Popular Inc. President Richard Carrión, who has also served as chairman of the Finance Commission of the International Olympic Committee and member since 1990, announced today his candidacy for the presidency of the sporting organization, bringing with him a “clear vision to address the major challenges and opportunities that lie ahead of the Olympic movement.”
By officially throwing his hat in the ring, Carrión puts to rest months of speculation regarding whether he would go for the position.
Appointed chairman of the IOC Finance Commission in 2002, Carrión has headed negotiations of Olympic TV broadcast rights for the Americas, Asia, Africa and Australia that aggregate to more than $8 billion in funding revenues for the Olympic Movement.
Broadcast rights account for two thirds of IOC revenues and for nearly 50 percent of funds granted by the IOC to organizations throughout the Olympic Movement to support the staging of the Olympic Games and to promote the worldwide development of sport.
“Chairing the Finance Commission has been a privilege that has provided me a broad view of the Movement for more than a decade, as well as a narrow focus on its essential needs to ensure its independence,” said Carrión. “We have a lot at stake in this election. Our place in the world is not guaranteed. We must have a leader that knows how not just to manage the coming change, but also make it work for the IOC and the Movement. We must embrace this ever changing reality and keep innovating and evolving, or risk becoming less relevant to this and future generations.”
Carrión was a member of the IOC executive board from 2004 to 2012 when his eight-year term expired. He has been a member of the Central Board of the International Basketball Federation and Deputy Chairman of the FIBA Finance Commission since 2010.
The Olympic Movement faces numerous ongoing threats and recent social upheavals across the world add a series of new ones, including:
- deep economic and fiscal strains that can lead to consequential impacts on sports across countries of all sizes;
- the increasing complexity of staging the Olympic Games and its effect on future bids for host cities;
- the rise of illegal betting on sports;
- growing rate of inactivity and obesity among youth.
With more than 20 years of active involvement in the Olympic Movement, more than 30 years of business and management experience running a leading financial institution, and participation in many other organizations, Carrión has developed the skills to lead the movement in the years to come and the experience to perceive and assess the complex and changing dynamics of present times, a press release announcing his candidacy stated.
Central to his vision for the Olympic Movement are the use of a multi-partner approach to achieve universality by building on the UN observer status of the IOC, improve the effectiveness of the revenue-distribution models of the IOC to create a new special fund for sports education and development that is complementary to Olympic Solidarity and bring in-house some functions of the organization of the Olympic Games by identifying those areas where IOC can implement models based on the successful structure of the Olympic Broadcasting Services.

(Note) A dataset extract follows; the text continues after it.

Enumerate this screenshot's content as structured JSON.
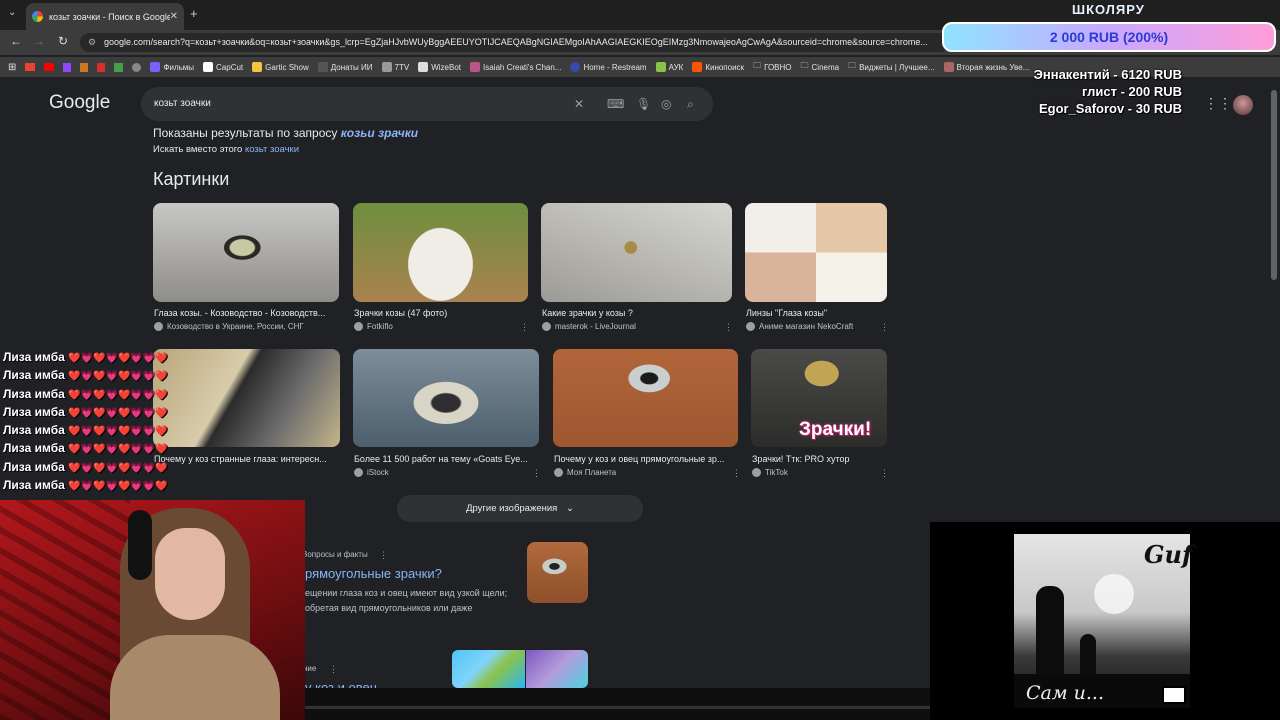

“The most important thing I offer is an unwavering commitment to the values at the core of the Movement,” said Carrión. “Adopted by the movement at large as Friendship, Excellence and Respect, these values have for more than a hundred years inspired not only athletes, but also men, women and children all around the world.”
“We have a responsibility to continue defending and promoting these values by working tirelessly to realize Pierre de Coubertin’s vision that the practice of sport is a human right,” said Carrión.